Loneliness, the enemy

Loneliness is not just a state of mind—it is a state of being, with tremendous physical and emotional consequences.

It may not be classified as a medical condition. Yet, referring to “an epidemic of loneliness”, an article published in The New York Times last year stated, “Researchers have found mounting evidence linking loneliness to physical illness and functional and cognitive decline. As a predictor of early death, loneliness eclipses obesity.”

For silvers already shaken by an empty nest, retirement from work, disengagement from social life and, in many cases, bereavement from the death of a partner, loneliness is a very familiar reality. And this is truer than ever before in India. A recent study, titled Changing Needs & Rights of Older People in India, conducted by New Delhi-based Agewell Foundation of 15,000 silvers in 300 districts across the country, reveals that almost every second elderly person (47.49 per cent) suffers from loneliness. In fact, it’s worse in urban areas with about 64 per cent plagued by it, compared to about 40 per cent in rural areas. When this is coupled with neglect or sometimes abuse from younger family members, the situation becomes even more dire.

With psychological counselling still considered taboo in India and the absence of defined social or public health initiatives to tackle the problem, loneliness can become akin to a cancer taking control of our minds and bodies and spreading insidiously.
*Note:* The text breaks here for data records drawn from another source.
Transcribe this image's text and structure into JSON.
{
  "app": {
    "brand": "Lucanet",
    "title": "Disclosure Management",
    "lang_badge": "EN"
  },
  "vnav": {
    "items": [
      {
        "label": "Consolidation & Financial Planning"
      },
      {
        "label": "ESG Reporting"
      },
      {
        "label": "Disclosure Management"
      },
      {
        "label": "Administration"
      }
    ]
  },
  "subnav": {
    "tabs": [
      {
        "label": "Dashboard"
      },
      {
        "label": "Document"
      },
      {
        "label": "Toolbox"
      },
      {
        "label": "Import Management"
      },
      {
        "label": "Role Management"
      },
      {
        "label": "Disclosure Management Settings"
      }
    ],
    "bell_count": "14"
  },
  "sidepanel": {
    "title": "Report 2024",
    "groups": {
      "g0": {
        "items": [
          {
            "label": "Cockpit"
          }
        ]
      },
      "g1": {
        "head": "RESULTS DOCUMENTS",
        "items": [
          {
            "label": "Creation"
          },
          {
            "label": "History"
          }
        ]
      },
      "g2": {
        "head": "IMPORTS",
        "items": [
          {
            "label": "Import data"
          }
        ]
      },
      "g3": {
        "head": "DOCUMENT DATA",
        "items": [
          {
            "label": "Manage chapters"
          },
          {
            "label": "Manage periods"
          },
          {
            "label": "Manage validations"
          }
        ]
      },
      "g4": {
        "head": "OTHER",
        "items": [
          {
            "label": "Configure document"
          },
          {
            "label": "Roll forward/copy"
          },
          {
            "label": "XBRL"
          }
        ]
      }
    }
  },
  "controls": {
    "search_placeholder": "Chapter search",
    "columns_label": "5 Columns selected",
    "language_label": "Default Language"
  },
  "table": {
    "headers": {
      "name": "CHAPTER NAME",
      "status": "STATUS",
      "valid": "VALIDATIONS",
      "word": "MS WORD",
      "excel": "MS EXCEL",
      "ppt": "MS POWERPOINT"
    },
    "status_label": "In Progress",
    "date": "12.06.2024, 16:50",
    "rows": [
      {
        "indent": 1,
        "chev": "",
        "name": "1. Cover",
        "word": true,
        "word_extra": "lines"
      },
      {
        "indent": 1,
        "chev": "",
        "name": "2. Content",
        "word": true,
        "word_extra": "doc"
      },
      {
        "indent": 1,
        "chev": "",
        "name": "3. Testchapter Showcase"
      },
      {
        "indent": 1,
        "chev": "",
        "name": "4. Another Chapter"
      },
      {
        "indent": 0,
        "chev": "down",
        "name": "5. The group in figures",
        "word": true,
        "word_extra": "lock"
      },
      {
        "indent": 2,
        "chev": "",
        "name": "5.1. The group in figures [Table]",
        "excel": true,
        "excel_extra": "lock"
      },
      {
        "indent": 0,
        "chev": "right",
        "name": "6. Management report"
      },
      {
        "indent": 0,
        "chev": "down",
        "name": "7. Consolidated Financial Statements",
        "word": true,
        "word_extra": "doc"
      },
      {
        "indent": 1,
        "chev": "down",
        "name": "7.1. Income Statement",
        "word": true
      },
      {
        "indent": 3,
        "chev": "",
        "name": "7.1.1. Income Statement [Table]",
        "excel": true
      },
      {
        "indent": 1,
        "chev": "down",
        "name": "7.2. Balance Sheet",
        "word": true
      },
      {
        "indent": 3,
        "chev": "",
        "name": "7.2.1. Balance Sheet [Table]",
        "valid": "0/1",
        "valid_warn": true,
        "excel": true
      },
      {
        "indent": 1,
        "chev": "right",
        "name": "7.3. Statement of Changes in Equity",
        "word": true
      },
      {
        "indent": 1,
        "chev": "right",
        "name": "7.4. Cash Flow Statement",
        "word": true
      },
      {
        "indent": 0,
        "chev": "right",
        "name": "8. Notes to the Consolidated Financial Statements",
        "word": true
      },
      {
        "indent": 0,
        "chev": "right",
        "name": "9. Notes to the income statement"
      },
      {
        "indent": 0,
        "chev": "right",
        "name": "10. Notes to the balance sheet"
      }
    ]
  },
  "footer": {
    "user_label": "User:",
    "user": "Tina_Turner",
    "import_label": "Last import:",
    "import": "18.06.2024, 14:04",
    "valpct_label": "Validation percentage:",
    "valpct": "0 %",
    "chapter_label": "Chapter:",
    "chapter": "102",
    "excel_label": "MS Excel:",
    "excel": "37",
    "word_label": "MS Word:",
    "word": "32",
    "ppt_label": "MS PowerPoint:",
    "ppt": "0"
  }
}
Further, a sense of inertia sets into us over time, making us reluctant and disinclined to step out of our cocoons.

This is the greatest danger of all. We need to push ourselves daily, constantly, to get proactive, engaged and connected. This can work in two ways: external and internal. The external dimension could include going out for a daily walk, taking hobby classes, joining a senior citizens’ association or volunteering for community work, all ways to get healthier and expand one’s social network while using one’s skills for the greater good. The internal dimension is equally significant. Becoming digitally literate, reading more, writing, learning new skills in the kitchen and home, and exercising regularly can also contribute to our health and enhance personal growth, keeping depression at bay. And whatever else we do, we must always remain positive—in our mind, body and heart, with our thoughts and deeds. It truly works wonders!

Indeed, while isolation and alienation are more acute in the modern world, there are also more avenues than we could have ever imagined to plug into the larger ecosystem, a world of discovery and possibilities where there are no expiry dates to self-actualisation. The choice is in your hands—make the right one.

By Tina Ambani

Featured in Harmony — Celebrate Age Magazine
August 2017